Work instruction -
Copy out every line of the records in which "visible" can be found.

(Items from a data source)
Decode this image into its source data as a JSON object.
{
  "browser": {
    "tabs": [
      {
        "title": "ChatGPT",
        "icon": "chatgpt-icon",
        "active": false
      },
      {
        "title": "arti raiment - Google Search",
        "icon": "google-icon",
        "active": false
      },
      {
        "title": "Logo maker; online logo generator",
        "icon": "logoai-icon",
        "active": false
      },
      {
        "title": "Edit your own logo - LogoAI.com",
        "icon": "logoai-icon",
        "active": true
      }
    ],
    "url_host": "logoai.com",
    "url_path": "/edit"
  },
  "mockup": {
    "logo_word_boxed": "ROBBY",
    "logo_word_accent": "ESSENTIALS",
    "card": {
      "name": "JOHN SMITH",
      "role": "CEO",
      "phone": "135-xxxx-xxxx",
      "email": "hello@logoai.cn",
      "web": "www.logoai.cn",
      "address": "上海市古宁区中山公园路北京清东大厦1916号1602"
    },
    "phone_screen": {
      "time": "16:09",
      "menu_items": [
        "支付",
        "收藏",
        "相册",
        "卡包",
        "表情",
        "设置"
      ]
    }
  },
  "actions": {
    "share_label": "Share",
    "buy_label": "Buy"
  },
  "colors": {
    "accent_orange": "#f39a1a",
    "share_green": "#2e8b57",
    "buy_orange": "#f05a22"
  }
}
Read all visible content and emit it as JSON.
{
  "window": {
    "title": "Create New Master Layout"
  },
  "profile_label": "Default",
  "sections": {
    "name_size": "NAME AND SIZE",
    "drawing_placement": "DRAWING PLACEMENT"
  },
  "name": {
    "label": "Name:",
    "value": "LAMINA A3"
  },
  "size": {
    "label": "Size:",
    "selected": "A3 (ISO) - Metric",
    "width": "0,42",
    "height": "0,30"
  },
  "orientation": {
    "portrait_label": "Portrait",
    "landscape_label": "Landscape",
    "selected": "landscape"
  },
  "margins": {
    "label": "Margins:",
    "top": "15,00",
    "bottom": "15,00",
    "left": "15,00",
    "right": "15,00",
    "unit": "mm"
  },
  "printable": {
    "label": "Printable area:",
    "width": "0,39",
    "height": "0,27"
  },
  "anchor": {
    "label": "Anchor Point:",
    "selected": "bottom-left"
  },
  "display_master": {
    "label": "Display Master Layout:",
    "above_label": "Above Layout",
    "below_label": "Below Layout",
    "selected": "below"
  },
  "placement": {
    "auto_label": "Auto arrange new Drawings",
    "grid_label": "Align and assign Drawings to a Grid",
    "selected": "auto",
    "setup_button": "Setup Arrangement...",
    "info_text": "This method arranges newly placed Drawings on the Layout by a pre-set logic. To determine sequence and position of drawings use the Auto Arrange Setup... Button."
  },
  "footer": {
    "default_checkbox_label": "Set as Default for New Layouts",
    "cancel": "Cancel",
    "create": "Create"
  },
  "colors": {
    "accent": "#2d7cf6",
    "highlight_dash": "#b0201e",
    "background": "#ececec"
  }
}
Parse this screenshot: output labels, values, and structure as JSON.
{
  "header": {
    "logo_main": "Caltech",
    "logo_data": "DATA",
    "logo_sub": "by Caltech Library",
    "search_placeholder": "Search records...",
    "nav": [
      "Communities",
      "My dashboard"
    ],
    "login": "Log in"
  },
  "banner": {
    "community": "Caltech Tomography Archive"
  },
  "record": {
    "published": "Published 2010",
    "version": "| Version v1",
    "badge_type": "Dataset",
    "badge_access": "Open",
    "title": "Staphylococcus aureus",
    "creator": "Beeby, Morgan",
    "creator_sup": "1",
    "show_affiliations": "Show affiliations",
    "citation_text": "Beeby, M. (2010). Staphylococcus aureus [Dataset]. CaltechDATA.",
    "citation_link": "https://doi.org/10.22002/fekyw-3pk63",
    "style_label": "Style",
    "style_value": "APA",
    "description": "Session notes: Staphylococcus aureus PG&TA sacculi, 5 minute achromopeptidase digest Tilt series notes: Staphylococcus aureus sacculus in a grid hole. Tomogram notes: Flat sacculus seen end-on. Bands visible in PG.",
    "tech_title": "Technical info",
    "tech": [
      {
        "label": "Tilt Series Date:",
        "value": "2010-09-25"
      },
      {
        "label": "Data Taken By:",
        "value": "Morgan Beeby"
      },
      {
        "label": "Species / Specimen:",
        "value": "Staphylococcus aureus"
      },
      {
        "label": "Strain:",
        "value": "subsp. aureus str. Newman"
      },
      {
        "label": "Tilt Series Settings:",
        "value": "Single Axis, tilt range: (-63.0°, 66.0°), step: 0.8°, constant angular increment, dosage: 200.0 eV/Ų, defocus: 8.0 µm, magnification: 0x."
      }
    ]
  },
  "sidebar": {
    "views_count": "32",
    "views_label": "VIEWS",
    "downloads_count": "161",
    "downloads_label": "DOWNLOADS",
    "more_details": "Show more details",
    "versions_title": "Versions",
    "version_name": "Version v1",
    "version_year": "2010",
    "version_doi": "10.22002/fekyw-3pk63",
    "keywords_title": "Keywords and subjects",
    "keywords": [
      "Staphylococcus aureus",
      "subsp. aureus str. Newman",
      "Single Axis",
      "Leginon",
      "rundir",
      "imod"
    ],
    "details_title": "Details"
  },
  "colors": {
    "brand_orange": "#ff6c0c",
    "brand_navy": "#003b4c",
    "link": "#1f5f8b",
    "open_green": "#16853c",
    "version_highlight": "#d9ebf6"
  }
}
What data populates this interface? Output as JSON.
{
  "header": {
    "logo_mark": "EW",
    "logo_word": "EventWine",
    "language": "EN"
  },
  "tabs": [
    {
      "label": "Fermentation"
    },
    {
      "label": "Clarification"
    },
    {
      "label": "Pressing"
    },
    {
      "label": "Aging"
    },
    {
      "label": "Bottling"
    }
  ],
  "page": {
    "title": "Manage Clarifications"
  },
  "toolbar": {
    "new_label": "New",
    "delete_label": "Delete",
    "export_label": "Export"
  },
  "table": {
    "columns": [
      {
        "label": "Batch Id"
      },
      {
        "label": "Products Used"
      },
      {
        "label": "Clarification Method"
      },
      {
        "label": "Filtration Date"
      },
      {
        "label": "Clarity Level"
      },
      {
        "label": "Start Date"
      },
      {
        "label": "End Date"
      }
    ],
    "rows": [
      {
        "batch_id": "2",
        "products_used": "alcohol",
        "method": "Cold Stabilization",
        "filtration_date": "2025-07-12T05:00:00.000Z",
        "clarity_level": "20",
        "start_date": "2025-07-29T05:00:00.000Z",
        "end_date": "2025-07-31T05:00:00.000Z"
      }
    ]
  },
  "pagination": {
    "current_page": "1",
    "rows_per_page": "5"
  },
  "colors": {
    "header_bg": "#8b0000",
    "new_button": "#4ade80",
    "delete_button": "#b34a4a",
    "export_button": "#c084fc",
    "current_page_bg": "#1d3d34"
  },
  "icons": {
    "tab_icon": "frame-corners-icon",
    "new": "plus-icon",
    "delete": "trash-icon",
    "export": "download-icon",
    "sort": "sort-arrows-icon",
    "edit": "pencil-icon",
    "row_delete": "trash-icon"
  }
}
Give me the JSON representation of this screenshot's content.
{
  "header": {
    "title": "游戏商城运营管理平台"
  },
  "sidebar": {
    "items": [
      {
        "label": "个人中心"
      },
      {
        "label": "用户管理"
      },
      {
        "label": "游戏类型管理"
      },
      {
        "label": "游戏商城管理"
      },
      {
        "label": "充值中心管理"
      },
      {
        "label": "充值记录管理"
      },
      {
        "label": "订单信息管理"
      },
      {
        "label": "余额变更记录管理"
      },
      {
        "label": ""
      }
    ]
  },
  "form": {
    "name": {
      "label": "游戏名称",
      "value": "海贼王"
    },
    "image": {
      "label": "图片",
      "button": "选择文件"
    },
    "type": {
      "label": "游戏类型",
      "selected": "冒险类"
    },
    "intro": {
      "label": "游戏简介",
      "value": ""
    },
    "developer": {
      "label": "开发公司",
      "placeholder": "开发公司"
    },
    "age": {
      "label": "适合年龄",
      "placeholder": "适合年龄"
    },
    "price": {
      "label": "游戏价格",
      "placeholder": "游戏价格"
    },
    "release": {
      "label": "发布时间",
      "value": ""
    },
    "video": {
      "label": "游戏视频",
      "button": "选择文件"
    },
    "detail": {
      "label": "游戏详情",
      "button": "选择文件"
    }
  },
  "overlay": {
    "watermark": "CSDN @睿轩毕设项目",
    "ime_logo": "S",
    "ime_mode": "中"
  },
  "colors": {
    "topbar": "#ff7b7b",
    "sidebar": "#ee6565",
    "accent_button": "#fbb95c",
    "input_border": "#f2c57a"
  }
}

Written reply -
Read all visible content and emit it as JSON.
    "description": "Session notes: Staphylococcus aureus PG&TA sacculi, 5 minute achromopeptidase digest Tilt series notes: Staphylococcus aureus sacculus in a grid hole. Tomogram notes: Flat sacculus seen end-on. Bands visible in PG.",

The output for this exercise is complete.